For precious artifacts and cherished documents, time is the enemy.
Now, technology being developed by RIT's Image Permanence Institute
may dramatically slow down the clock.
As part of a $1.1 million project, IPI invited libraries, archives
and museums from across the United States to participate in a
two-year study of a system for preservation-environment assessment.
The aim is to evaluate the technology and create a database of
environmental requirements for specific types of museum objects.
IPI provided hardware, software and training to about 180 test
sites in 43 states. Participating institutions include Rochester's
George Eastman House International Museum of Photography and Film,
Metropolitan Museum of Art in New York City, NASA's Johnson Space
Center in Houston and the National Museum of American History
in Washington, D.C.
Each site has received two preservation environment monitors that
look very much like home thermostat units. A software application
called Climate Notebook accompanies the monitors, providing improved
interpretation and reporting capabilities for temperature and humidity
data collected from those units. Analysis of the information allows
staff members at the test locations to pinpoint environmental conditions
for optimal preservation.
|The priceless collections at Rochester's George Eastman
House, such as this historic photo, are getting some added
protection from an environmental monitoring system developed
"This brings to fruition 20 years of laboratory research at RIT
and elsewhere," says James Reilly, IPI director. "The response
from museums has been overwhelming. They're telling us, We need
this technology now.'"
Grant Romer, director of conservation at the George Eastman House,
couldn't agree more. "It's extraordinarily important for our collection
of items," Romer explains. "What has happened in the past is that
people tried to monitor conditions in the vault. It's a difficult
process and provided little understanding of the long-term impact
on the collection. This device, and the service that it provides,
quantifies the information and gives a clearer picture."
To help finance the project, IPI received $735,000 in grants
from the National Endowment for the Humanities, the Institute
for Museum and Library Services and the Andrew W. Mellon Foundation.

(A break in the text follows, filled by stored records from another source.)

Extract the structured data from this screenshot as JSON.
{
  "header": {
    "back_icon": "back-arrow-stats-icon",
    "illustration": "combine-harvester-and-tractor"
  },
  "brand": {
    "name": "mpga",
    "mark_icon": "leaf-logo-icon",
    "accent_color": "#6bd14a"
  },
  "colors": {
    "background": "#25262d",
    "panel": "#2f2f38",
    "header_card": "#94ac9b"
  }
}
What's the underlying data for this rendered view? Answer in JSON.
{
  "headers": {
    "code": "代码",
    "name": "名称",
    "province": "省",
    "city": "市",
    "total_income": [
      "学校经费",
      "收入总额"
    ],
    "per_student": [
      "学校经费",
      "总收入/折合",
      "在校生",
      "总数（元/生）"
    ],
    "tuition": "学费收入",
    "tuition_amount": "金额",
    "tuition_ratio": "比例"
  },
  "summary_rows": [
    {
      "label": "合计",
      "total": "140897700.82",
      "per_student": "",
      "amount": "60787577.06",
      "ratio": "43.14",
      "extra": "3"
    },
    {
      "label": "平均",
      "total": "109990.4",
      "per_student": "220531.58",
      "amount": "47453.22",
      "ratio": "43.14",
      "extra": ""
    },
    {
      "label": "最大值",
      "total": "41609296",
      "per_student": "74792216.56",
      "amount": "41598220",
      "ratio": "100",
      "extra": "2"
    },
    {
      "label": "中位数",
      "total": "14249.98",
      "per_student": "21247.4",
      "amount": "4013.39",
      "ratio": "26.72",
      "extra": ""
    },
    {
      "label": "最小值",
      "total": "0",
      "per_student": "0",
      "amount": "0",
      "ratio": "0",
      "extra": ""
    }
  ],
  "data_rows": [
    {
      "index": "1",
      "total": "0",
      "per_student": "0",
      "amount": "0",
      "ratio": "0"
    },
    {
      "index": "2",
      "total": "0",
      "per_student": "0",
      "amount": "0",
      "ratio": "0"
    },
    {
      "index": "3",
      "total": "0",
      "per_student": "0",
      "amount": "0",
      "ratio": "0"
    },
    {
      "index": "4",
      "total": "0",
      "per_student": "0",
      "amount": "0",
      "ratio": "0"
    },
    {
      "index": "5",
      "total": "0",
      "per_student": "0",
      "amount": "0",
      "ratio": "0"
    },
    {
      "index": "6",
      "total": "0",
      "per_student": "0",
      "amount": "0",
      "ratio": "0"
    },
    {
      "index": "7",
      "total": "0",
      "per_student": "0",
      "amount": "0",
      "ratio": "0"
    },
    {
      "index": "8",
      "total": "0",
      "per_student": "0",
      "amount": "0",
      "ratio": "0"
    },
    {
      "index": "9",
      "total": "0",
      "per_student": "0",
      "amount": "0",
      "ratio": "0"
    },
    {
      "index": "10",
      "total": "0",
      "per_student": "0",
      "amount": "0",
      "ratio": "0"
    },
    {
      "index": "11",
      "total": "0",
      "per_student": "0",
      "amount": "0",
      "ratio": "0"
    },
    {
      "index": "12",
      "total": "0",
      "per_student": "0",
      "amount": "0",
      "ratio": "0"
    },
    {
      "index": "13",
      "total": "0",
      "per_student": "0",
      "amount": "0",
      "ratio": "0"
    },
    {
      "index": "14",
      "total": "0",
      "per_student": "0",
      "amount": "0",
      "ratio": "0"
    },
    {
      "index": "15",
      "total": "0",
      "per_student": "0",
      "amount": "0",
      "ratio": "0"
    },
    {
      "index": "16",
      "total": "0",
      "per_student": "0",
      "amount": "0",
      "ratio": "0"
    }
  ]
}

RIT provided the remainder in matching funds.
The Image Permanence Institute, a department of the College of
Imaging Arts and Sciences, was founded in 1985 as a nonprofit